= The problem =
Once the lines below holding the string "table" are counted, give that number alone.

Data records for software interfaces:

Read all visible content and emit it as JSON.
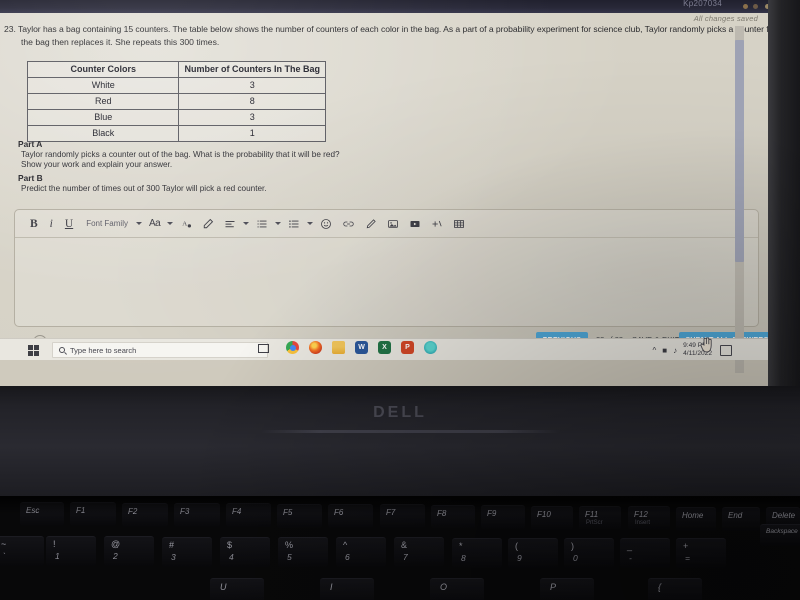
{
  "browser": {
    "tab_id_text": "Kp207034"
  },
  "page": {
    "saved_status": "All changes saved",
    "question_number": "23.",
    "question_line_1": "Taylor has a bag containing 15 counters.  The table below shows the number of counters of each color in the bag.  As a part of a probability experiment for science club, Taylor randomly picks a counter from",
    "question_line_2": "the bag then replaces it.  She repeats this 300 times."
  },
  "table": {
    "headers": [
      "Counter Colors",
      "Number of Counters In The Bag"
    ],
    "rows": [
      [
        "White",
        "3"
      ],
      [
        "Red",
        "8"
      ],
      [
        "Blue",
        "3"
      ],
      [
        "Black",
        "1"
      ]
    ]
  },
  "parts": {
    "part_a_label": "Part A",
    "part_a_line1": "Taylor randomly picks a counter out of the bag. What is the probability that it will be red?",
    "part_a_line2": "Show your work and explain your answer.",
    "part_b_label": "Part B",
    "part_b_line1": "Predict the number of times out of 300 Taylor will pick a red counter."
  },
  "editor": {
    "bold": "B",
    "italic": "i",
    "underline": "U",
    "font_family": "Font Family",
    "font_size": "Aa",
    "answer_text": ""
  },
  "footer": {
    "previous_label": "PREVIOUS",
    "page_counter": "23 of 23",
    "save_exit_label": "SAVE & EXIT",
    "submit_label": "SUBMIT ALL ANSWERS",
    "accent_color": "#4fa8d8"
  },
  "taskbar": {
    "search_placeholder": "Type here to search",
    "clock_time": "9:49 PM",
    "clock_date": "4/11/2022"
  },
  "laptop": {
    "brand": "DELL",
    "function_keys": [
      "Esc",
      "F1",
      "F2",
      "F3",
      "F4",
      "F5",
      "F6",
      "F7",
      "F8",
      "F9",
      "F10",
      "F11",
      "F12",
      "Home",
      "End",
      "Delete"
    ],
    "f11_sub": "PrtScr",
    "f12_sub": "Insert",
    "backspace_label": "Backspace",
    "number_row": [
      {
        "top": "~",
        "bottom": "`"
      },
      {
        "top": "!",
        "bottom": "1"
      },
      {
        "top": "@",
        "bottom": "2"
      },
      {
        "top": "#",
        "bottom": "3"
      },
      {
        "top": "$",
        "bottom": "4"
      },
      {
        "top": "%",
        "bottom": "5"
      },
      {
        "top": "^",
        "bottom": "6"
      },
      {
        "top": "&",
        "bottom": "7"
      },
      {
        "top": "*",
        "bottom": "8"
      },
      {
        "top": "(",
        "bottom": "9"
      },
      {
        "top": ")",
        "bottom": "0"
      },
      {
        "top": "_",
        "bottom": "-"
      },
      {
        "top": "+",
        "bottom": "="
      }
    ],
    "letter_row_partial": [
      "U",
      "I",
      "O",
      "P",
      "{"
    ]
  }
}
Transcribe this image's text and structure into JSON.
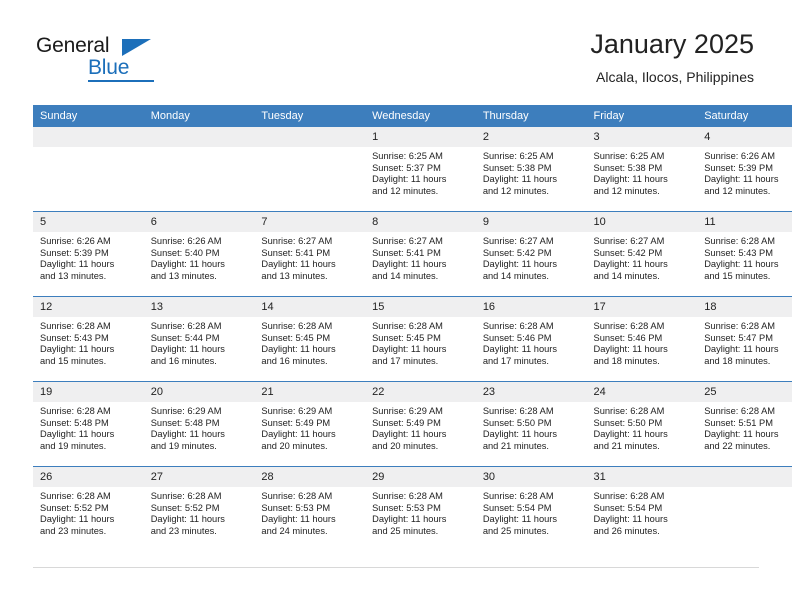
{
  "brand": {
    "name_part1": "General",
    "name_part2": "Blue",
    "accent_color": "#1c6fba"
  },
  "header": {
    "title": "January 2025",
    "location": "Alcala, Ilocos, Philippines"
  },
  "theme": {
    "header_blue": "#3d7ebd",
    "daynum_bg": "#efeff0",
    "text": "#222222"
  },
  "calendar": {
    "weekday_headers": [
      "Sunday",
      "Monday",
      "Tuesday",
      "Wednesday",
      "Thursday",
      "Friday",
      "Saturday"
    ],
    "weeks": [
      [
        {
          "day": "",
          "empty": true,
          "sunrise": "",
          "sunset": "",
          "daylight_line1": "",
          "daylight_line2": ""
        },
        {
          "day": "",
          "empty": true,
          "sunrise": "",
          "sunset": "",
          "daylight_line1": "",
          "daylight_line2": ""
        },
        {
          "day": "",
          "empty": true,
          "sunrise": "",
          "sunset": "",
          "daylight_line1": "",
          "daylight_line2": ""
        },
        {
          "day": "1",
          "empty": false,
          "sunrise": "Sunrise: 6:25 AM",
          "sunset": "Sunset: 5:37 PM",
          "daylight_line1": "Daylight: 11 hours",
          "daylight_line2": "and 12 minutes."
        },
        {
          "day": "2",
          "empty": false,
          "sunrise": "Sunrise: 6:25 AM",
          "sunset": "Sunset: 5:38 PM",
          "daylight_line1": "Daylight: 11 hours",
          "daylight_line2": "and 12 minutes."
        },
        {
          "day": "3",
          "empty": false,
          "sunrise": "Sunrise: 6:25 AM",
          "sunset": "Sunset: 5:38 PM",
          "daylight_line1": "Daylight: 11 hours",
          "daylight_line2": "and 12 minutes."
        },
        {
          "day": "4",
          "empty": false,
          "sunrise": "Sunrise: 6:26 AM",
          "sunset": "Sunset: 5:39 PM",
          "daylight_line1": "Daylight: 11 hours",
          "daylight_line2": "and 12 minutes."
        }
      ],
      [
        {
          "day": "5",
          "empty": false,
          "sunrise": "Sunrise: 6:26 AM",
          "sunset": "Sunset: 5:39 PM",
          "daylight_line1": "Daylight: 11 hours",
          "daylight_line2": "and 13 minutes."
        },
        {
          "day": "6",
          "empty": false,
          "sunrise": "Sunrise: 6:26 AM",
          "sunset": "Sunset: 5:40 PM",
          "daylight_line1": "Daylight: 11 hours",
          "daylight_line2": "and 13 minutes."
        },
        {
          "day": "7",
          "empty": false,
          "sunrise": "Sunrise: 6:27 AM",
          "sunset": "Sunset: 5:41 PM",
          "daylight_line1": "Daylight: 11 hours",
          "daylight_line2": "and 13 minutes."
        },
        {
          "day": "8",
          "empty": false,
          "sunrise": "Sunrise: 6:27 AM",
          "sunset": "Sunset: 5:41 PM",
          "daylight_line1": "Daylight: 11 hours",
          "daylight_line2": "and 14 minutes."
        },
        {
          "day": "9",
          "empty": false,
          "sunrise": "Sunrise: 6:27 AM",
          "sunset": "Sunset: 5:42 PM",
          "daylight_line1": "Daylight: 11 hours",
          "daylight_line2": "and 14 minutes."
        },
        {
          "day": "10",
          "empty": false,
          "sunrise": "Sunrise: 6:27 AM",
          "sunset": "Sunset: 5:42 PM",
          "daylight_line1": "Daylight: 11 hours",
          "daylight_line2": "and 14 minutes."
        },
        {
          "day": "11",
          "empty": false,
          "sunrise": "Sunrise: 6:28 AM",
          "sunset": "Sunset: 5:43 PM",
          "daylight_line1": "Daylight: 11 hours",
          "daylight_line2": "and 15 minutes."
        }
      ],
      [
        {
          "day": "12",
          "empty": false,
          "sunrise": "Sunrise: 6:28 AM",
          "sunset": "Sunset: 5:43 PM",
          "daylight_line1": "Daylight: 11 hours",
          "daylight_line2": "and 15 minutes."
        },
        {
          "day": "13",
          "empty": false,
          "sunrise": "Sunrise: 6:28 AM",
          "sunset": "Sunset: 5:44 PM",
          "daylight_line1": "Daylight: 11 hours",
          "daylight_line2": "and 16 minutes."
        },
        {
          "day": "14",
          "empty": false,
          "sunrise": "Sunrise: 6:28 AM",
          "sunset": "Sunset: 5:45 PM",
          "daylight_line1": "Daylight: 11 hours",
          "daylight_line2": "and 16 minutes."
        },
        {
          "day": "15",
          "empty": false,
          "sunrise": "Sunrise: 6:28 AM",
          "sunset": "Sunset: 5:45 PM",
          "daylight_line1": "Daylight: 11 hours",
          "daylight_line2": "and 17 minutes."
        },
        {
          "day": "16",
          "empty": false,
          "sunrise": "Sunrise: 6:28 AM",
          "sunset": "Sunset: 5:46 PM",
          "daylight_line1": "Daylight: 11 hours",
          "daylight_line2": "and 17 minutes."
        },
        {
          "day": "17",
          "empty": false,
          "sunrise": "Sunrise: 6:28 AM",
          "sunset": "Sunset: 5:46 PM",
          "daylight_line1": "Daylight: 11 hours",
          "daylight_line2": "and 18 minutes."
        },
        {
          "day": "18",
          "empty": false,
          "sunrise": "Sunrise: 6:28 AM",
          "sunset": "Sunset: 5:47 PM",
          "daylight_line1": "Daylight: 11 hours",
          "daylight_line2": "and 18 minutes."
        }
      ],
      [
        {
          "day": "19",
          "empty": false,
          "sunrise": "Sunrise: 6:28 AM",
          "sunset": "Sunset: 5:48 PM",
          "daylight_line1": "Daylight: 11 hours",
          "daylight_line2": "and 19 minutes."
        },
        {
          "day": "20",
          "empty": false,
          "sunrise": "Sunrise: 6:29 AM",
          "sunset": "Sunset: 5:48 PM",
          "daylight_line1": "Daylight: 11 hours",
          "daylight_line2": "and 19 minutes."
        },
        {
          "day": "21",
          "empty": false,
          "sunrise": "Sunrise: 6:29 AM",
          "sunset": "Sunset: 5:49 PM",
          "daylight_line1": "Daylight: 11 hours",
          "daylight_line2": "and 20 minutes."
        },
        {
          "day": "22",
          "empty": false,
          "sunrise": "Sunrise: 6:29 AM",
          "sunset": "Sunset: 5:49 PM",
          "daylight_line1": "Daylight: 11 hours",
          "daylight_line2": "and 20 minutes."
        },
        {
          "day": "23",
          "empty": false,
          "sunrise": "Sunrise: 6:28 AM",
          "sunset": "Sunset: 5:50 PM",
          "daylight_line1": "Daylight: 11 hours",
          "daylight_line2": "and 21 minutes."
        },
        {
          "day": "24",
          "empty": false,
          "sunrise": "Sunrise: 6:28 AM",
          "sunset": "Sunset: 5:50 PM",
          "daylight_line1": "Daylight: 11 hours",
          "daylight_line2": "and 21 minutes."
        },
        {
          "day": "25",
          "empty": false,
          "sunrise": "Sunrise: 6:28 AM",
          "sunset": "Sunset: 5:51 PM",
          "daylight_line1": "Daylight: 11 hours",
          "daylight_line2": "and 22 minutes."
        }
      ],
      [
        {
          "day": "26",
          "empty": false,
          "sunrise": "Sunrise: 6:28 AM",
          "sunset": "Sunset: 5:52 PM",
          "daylight_line1": "Daylight: 11 hours",
          "daylight_line2": "and 23 minutes."
        },
        {
          "day": "27",
          "empty": false,
          "sunrise": "Sunrise: 6:28 AM",
          "sunset": "Sunset: 5:52 PM",
          "daylight_line1": "Daylight: 11 hours",
          "daylight_line2": "and 23 minutes."
        },
        {
          "day": "28",
          "empty": false,
          "sunrise": "Sunrise: 6:28 AM",
          "sunset": "Sunset: 5:53 PM",
          "daylight_line1": "Daylight: 11 hours",
          "daylight_line2": "and 24 minutes."
        },
        {
          "day": "29",
          "empty": false,
          "sunrise": "Sunrise: 6:28 AM",
          "sunset": "Sunset: 5:53 PM",
          "daylight_line1": "Daylight: 11 hours",
          "daylight_line2": "and 25 minutes."
        },
        {
          "day": "30",
          "empty": false,
          "sunrise": "Sunrise: 6:28 AM",
          "sunset": "Sunset: 5:54 PM",
          "daylight_line1": "Daylight: 11 hours",
          "daylight_line2": "and 25 minutes."
        },
        {
          "day": "31",
          "empty": false,
          "sunrise": "Sunrise: 6:28 AM",
          "sunset": "Sunset: 5:54 PM",
          "daylight_line1": "Daylight: 11 hours",
          "daylight_line2": "and 26 minutes."
        },
        {
          "day": "",
          "empty": true,
          "sunrise": "",
          "sunset": "",
          "daylight_line1": "",
          "daylight_line2": ""
        }
      ]
    ]
  }
}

= Response area =
2